As long as you are still employed or enrolled at the end of your visa, renewal of your permit is relatively painless, and takes only a few weeks maximum to process. You may stay in the country while it’s being processed, even if your previous permit expires.
If you have a work visa, you can get the company sponsoring you to arrange your accommodation, but I generally advise against this, because a) monthly rent is usually expensive, b) you have no control over where you live, and c) it puts you in a difficult position should you ever want to quit.
Better yet, find temporary accommodation, a share house, hostel or Airbnb, until you can get on your feet.
There are many benefits to moving in a share house when you first arrive. Share houses are typically month-to-month contracts, utilities included, with only a down payment of the first month’s rent. They also often come fully furnished with bed, closest and desk.
There are downsides however, especially if you’re someone who values privacy—the kitchen, showers and common rooms are typically shared. You can’t choose the people who share with, and there’s generally less personal space.
In this way it’s more like a dorm building than an apartment. But then again it’s a fantastic way to meet fellow expats. I recommend staying with a shared house at least for the first few months until you are stable enough to rent.
Traversing Tokyo for foreigners is relatively simple, if you learn the basics. The train system is extensive and one of the best in the world. The Yamanote Line runs in a loop around central Tokyo, and from there you can transfer to a number of smaller lines.
You’ll want to pick up a Suica pass—a small, rechargeable card that grants access to the train and bus systems—plus they work all over Japan. Downtown the Tokyo Subway Navigation app, it works offline and is useful for charting your route.
Although many signs and announcements are in Japanese and English, it doesn’t hurt to know some basic kanji. Trains are classified into speed and can be identified by their kanji: Local (普通), Rapid (快速), and Express (急行).
The local train stops at every station on the line, the rapid skips some, and the express skips even more.
One of my first days in Tokyo, though I was familiar with these kanji, I failed to notice them and hopped on a rapid train instead of a local one, and the train of course shot past my stop!
For other areas the metro doesn’t reach, there’s always the bus system—though it is a bit more confusing to the foreigner who might not know any Japanese. Bikes are another great way to get around, it can be more convenient and less annoying than pubic transit.
Familiarize yourself with the rules of the road: don’t cycle with an iPod or phone, and keep to the left side of the road.

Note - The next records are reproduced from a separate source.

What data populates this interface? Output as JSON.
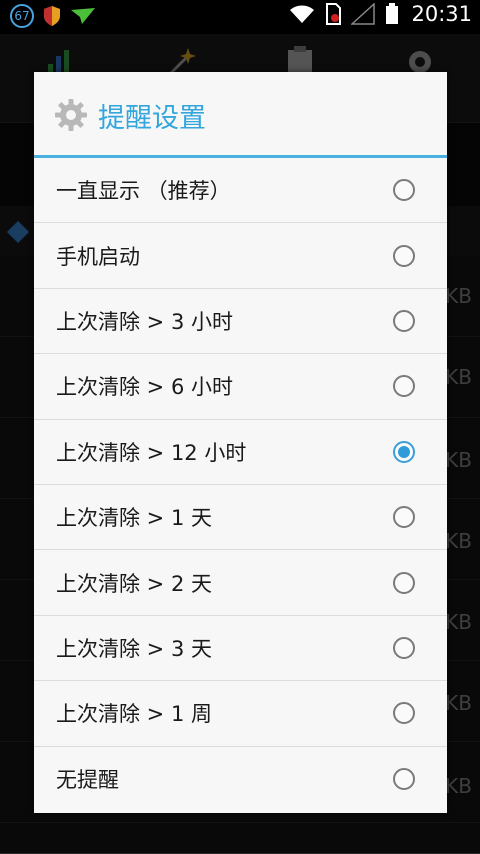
{
  "status_bar": {
    "notification_count": "67",
    "time": "20:31"
  },
  "background": {
    "row_size_unit": "KB"
  },
  "dialog": {
    "title": "提醒设置",
    "options": [
      {
        "label": "一直显示 （推荐）",
        "selected": false
      },
      {
        "label": "手机启动",
        "selected": false
      },
      {
        "label": "上次清除 > 3 小时",
        "selected": false
      },
      {
        "label": "上次清除 > 6 小时",
        "selected": false
      },
      {
        "label": "上次清除 > 12 小时",
        "selected": true
      },
      {
        "label": "上次清除 > 1 天",
        "selected": false
      },
      {
        "label": "上次清除 > 2 天",
        "selected": false
      },
      {
        "label": "上次清除 > 3 天",
        "selected": false
      },
      {
        "label": "上次清除 > 1 周",
        "selected": false
      },
      {
        "label": "无提醒",
        "selected": false
      }
    ]
  },
  "colors": {
    "accent": "#33a6dc",
    "radio_selected": "#2f9bd8"
  }
}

About the Expat Community
The expat community in Japan is HUGE. With a bustling metropolis like Tokyo, there’s people from all over—from South African diplomats to British ESL teachers to Vietnamese barbers. All in all, there are about 2 million expats. And how does one meet some of them?
Meetup is a great app to find English-speaking groups who meet up for an after-work beer. Try to make connections with like-minded people (bloggers, for instance) before you arrive, so it’s easy to meet up once you’re there.
Join an international nomikai, or drinking party, to meet other expats as well as Japanese who want to practice their English.
Other Helpful Tips
Language: Learn some Japanese before you go—it tends to impress easily!
Etiquette: Remember to take off your shoes before you enter the home. I’m from Hawaii, where this is a norm so it wasn’t a problem for me, but for many Americans it can be surprising.
Gaijin Trap: Be wary of the gaijin trap—a halfway point of culture shock in which you criticize your host country too much, leading to an unhealthy, negative spiral—and criticizing anything non-Japanese too much.
Just because you are living in Japan doesn’t mean you have to go into full-blown immersion: for example, refusing to hang out with people just because they’re non-Japanese. In fact, this can lead to cultural burn-out in the long run.